It was opening night. I was about to walk on stage as Ruth in “The Pirates of Penzance.” (click here for essay)
Personal or Revealing Lead
This lead reveals something about the writer. It is always in the first person and usually takes an informal, conversational tone:
I decided that I wanted to be a doctor some time after my four month incarceration in Columbia Presbyterian Children’s Hospital in the winter of 1986-87, as I struggled with anorexia nervosa. (click here for essay)
Before I found out that my high school Spanish teacher was HIV-positive, AIDS was not much more than a bunch of statistics to me. (click here for essay)
This type of lead can be a direct quotation or a paraphrase. It is most effective when the quote you choose is unusual, funny, or obscure, and not too long.
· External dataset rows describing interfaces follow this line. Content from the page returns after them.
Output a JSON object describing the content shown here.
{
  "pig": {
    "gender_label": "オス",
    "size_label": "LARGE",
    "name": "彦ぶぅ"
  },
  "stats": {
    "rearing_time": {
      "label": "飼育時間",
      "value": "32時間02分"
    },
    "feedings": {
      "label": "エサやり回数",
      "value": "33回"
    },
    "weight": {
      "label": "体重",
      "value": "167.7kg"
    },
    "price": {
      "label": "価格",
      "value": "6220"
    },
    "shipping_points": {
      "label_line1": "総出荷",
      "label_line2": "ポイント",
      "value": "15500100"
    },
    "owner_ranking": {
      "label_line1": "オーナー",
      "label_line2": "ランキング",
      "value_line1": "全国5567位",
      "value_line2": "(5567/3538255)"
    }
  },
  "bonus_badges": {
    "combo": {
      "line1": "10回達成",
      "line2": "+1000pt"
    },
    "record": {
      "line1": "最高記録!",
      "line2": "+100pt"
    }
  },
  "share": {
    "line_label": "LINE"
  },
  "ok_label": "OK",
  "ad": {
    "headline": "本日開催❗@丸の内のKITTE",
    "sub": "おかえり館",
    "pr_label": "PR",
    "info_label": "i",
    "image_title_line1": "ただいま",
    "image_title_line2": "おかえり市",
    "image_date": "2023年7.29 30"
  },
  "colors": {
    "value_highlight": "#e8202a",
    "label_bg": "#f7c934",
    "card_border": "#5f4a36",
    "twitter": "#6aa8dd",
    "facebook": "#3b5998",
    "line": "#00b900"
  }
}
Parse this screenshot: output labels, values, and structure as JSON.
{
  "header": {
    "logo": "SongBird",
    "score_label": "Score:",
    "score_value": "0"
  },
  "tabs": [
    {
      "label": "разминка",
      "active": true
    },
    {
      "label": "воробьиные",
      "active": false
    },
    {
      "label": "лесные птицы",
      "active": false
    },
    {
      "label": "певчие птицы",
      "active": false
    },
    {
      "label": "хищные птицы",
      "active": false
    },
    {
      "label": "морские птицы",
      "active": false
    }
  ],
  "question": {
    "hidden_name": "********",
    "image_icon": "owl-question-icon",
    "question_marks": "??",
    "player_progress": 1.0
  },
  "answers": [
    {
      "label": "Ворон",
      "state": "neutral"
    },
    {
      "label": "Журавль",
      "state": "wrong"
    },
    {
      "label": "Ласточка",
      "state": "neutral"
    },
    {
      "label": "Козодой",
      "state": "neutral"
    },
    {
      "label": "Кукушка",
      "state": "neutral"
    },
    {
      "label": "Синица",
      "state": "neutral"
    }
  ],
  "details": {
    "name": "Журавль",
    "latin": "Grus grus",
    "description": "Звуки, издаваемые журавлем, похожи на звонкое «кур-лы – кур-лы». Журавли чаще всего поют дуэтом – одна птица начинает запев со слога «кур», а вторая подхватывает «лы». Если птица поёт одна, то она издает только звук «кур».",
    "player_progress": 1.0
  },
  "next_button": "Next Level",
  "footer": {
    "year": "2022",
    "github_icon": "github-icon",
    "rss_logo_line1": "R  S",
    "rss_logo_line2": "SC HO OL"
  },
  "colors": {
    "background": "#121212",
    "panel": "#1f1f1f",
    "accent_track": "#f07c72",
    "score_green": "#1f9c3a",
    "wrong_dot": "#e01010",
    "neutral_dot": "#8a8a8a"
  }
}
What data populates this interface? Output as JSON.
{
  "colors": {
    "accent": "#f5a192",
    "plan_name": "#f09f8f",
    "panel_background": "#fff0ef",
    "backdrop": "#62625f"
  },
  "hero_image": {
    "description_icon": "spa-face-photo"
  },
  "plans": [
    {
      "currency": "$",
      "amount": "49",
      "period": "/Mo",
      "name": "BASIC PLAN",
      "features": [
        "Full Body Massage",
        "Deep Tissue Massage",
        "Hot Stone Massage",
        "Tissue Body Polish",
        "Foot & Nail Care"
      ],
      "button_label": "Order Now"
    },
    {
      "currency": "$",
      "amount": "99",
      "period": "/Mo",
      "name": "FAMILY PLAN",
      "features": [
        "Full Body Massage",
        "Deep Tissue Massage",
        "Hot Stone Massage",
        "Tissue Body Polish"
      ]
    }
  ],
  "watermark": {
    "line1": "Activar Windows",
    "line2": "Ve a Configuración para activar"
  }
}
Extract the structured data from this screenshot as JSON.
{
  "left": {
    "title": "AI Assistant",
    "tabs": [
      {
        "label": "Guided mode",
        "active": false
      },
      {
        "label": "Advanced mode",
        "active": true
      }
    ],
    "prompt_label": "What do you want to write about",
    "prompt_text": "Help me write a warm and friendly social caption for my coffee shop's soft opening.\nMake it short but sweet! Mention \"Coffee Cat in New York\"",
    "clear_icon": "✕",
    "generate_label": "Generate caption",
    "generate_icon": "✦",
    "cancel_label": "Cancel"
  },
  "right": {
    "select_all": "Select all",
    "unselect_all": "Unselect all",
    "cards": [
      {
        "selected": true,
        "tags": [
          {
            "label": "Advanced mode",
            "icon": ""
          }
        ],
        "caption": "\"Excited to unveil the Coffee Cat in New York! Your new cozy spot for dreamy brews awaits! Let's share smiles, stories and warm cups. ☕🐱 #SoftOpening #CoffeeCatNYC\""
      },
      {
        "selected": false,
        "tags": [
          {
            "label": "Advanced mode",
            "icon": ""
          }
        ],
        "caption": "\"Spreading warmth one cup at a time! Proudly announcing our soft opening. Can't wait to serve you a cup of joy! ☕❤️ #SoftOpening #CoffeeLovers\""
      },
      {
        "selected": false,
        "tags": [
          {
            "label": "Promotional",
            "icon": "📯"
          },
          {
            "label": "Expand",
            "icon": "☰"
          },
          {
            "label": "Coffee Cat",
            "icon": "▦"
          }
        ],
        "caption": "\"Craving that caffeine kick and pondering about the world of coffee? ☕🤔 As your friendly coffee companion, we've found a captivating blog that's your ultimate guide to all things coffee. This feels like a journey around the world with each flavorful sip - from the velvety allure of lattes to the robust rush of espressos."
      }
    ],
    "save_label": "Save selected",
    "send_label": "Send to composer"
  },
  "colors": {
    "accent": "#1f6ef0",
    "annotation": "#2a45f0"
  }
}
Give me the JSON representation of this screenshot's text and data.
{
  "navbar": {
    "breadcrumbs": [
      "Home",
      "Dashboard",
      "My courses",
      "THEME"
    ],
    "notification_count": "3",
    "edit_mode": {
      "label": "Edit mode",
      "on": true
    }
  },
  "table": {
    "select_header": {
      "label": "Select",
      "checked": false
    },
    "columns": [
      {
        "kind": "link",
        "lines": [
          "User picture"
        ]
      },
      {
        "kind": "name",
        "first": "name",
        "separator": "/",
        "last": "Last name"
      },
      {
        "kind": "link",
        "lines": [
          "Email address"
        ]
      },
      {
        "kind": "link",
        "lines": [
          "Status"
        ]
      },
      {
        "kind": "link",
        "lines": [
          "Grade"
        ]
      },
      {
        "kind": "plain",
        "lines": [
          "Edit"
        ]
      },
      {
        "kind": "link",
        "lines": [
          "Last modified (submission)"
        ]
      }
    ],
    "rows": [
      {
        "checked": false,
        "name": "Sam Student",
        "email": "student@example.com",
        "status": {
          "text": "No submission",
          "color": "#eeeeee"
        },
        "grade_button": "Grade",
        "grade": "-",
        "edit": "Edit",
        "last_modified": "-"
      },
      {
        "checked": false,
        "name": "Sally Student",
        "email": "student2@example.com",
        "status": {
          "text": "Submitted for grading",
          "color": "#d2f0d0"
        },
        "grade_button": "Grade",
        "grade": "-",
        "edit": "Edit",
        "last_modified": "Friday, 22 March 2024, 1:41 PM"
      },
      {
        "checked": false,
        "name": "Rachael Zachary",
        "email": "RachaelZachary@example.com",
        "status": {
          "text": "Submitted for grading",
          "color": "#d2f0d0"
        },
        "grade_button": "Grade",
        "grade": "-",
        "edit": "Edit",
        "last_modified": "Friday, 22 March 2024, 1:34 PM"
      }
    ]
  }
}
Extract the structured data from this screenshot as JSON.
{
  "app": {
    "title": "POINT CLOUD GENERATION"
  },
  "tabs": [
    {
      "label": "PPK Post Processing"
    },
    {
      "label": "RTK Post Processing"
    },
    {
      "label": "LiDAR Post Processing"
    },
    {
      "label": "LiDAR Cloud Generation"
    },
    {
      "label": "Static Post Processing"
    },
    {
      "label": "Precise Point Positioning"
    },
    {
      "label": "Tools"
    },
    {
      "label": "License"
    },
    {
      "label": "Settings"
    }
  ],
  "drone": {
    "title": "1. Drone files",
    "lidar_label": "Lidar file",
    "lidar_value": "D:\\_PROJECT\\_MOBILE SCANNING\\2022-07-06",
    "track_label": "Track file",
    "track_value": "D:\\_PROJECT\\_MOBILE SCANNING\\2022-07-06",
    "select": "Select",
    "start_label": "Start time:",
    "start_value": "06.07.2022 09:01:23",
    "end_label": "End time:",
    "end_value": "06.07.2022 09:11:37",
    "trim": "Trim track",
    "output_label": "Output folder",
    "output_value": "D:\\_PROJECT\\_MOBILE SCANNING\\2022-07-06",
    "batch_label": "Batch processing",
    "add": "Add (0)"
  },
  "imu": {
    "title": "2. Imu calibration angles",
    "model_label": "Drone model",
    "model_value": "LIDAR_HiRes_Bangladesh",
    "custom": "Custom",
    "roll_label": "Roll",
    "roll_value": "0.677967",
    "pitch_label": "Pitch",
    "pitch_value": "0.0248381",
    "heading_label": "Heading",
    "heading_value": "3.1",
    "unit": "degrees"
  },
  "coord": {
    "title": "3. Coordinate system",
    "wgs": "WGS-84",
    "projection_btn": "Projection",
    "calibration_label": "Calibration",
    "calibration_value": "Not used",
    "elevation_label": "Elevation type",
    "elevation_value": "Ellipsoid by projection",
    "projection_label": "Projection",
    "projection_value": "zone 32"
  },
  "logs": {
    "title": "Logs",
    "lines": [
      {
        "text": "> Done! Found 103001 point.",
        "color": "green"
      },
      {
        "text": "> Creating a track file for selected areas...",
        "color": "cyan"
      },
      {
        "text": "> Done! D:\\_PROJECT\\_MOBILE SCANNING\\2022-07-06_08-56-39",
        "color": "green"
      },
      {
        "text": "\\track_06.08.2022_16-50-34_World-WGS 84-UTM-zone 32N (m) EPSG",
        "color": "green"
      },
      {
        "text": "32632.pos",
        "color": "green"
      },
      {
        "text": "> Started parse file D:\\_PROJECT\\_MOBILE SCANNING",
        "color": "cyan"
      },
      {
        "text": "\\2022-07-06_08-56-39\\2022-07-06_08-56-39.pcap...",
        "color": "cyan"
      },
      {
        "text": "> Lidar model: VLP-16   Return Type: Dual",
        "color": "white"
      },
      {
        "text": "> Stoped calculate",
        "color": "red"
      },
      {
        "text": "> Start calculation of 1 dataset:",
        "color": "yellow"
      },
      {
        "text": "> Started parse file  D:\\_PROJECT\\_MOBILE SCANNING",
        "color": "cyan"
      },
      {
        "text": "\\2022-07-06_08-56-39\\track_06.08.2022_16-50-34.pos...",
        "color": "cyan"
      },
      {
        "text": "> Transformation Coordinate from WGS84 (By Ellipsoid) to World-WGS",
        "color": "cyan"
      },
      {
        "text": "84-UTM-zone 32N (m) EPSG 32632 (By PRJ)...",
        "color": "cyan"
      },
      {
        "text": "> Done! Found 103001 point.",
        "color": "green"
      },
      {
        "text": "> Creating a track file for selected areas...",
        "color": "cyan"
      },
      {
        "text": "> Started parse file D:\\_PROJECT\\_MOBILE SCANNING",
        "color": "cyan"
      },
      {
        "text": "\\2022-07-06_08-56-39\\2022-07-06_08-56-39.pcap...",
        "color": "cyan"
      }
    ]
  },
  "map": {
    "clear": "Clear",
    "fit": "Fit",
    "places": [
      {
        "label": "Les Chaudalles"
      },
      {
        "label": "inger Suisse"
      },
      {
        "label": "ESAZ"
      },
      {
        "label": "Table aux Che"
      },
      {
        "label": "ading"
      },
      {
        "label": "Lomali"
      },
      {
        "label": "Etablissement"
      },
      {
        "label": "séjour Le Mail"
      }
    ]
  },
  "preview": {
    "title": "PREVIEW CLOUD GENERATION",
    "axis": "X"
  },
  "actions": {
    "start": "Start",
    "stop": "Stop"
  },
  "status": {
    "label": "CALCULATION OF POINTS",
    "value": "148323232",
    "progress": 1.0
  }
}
Choose a quote with a meaning you plan to reveal to the reader as the essay progresses. Some admissions officers caution against using this kind of lead because it can seem like you are trying to impress them or sound smart. Do not use a proverb or cliché, and do not interpret the quote in your essay. The admissions committee is more interested in how you respond to it and what that response says about you:
“One time, a family cat captured… a moth. The cat’s play disturbed E., who promptly got a local veterinarian on the phone to get tips on reviving the mortally wounded moth. The moth didn’t make it, but knowing E.’s enthusiasm, Mrs. E. is more optimistic about the park.” (click here for essay)
This lead takes the reader into a conversation. It can take the form of an actual dialogue between two people or can simply be a snippet of personal thought:
“Peter, the woman we’re about to meet will receive her first palliative treatment today.” (click here for essay)
This lead gives the reader a fact or a statistic that is connected to the topic of your essay or simply provides a piece of information about yourself or a situation:
In communist Hungary in 1986 ownership of property meant certain things. (click here for essay)
- Lesson One: The Audience
- Lesson Two: What “They” Look For
- Lesson Three: Brainstorming a Topic
- Lesson Four: Tackling the Question
- Lesson Five: Introductions
- Lesson Six: Editing Checklist
From Essays That Will Get You Into College, by Amy Burnham, Daniel Kaufman, and Chris Dowhan. Copyright 1998 by Dan Kaufman. Reprinted by arrangement with Barron’s Educational Series, Inc. Materials for Essay Statements Workshop 101 are provided courtesy of EssayEdge.
Copyright 2002 EssayEdge. All rights reserved.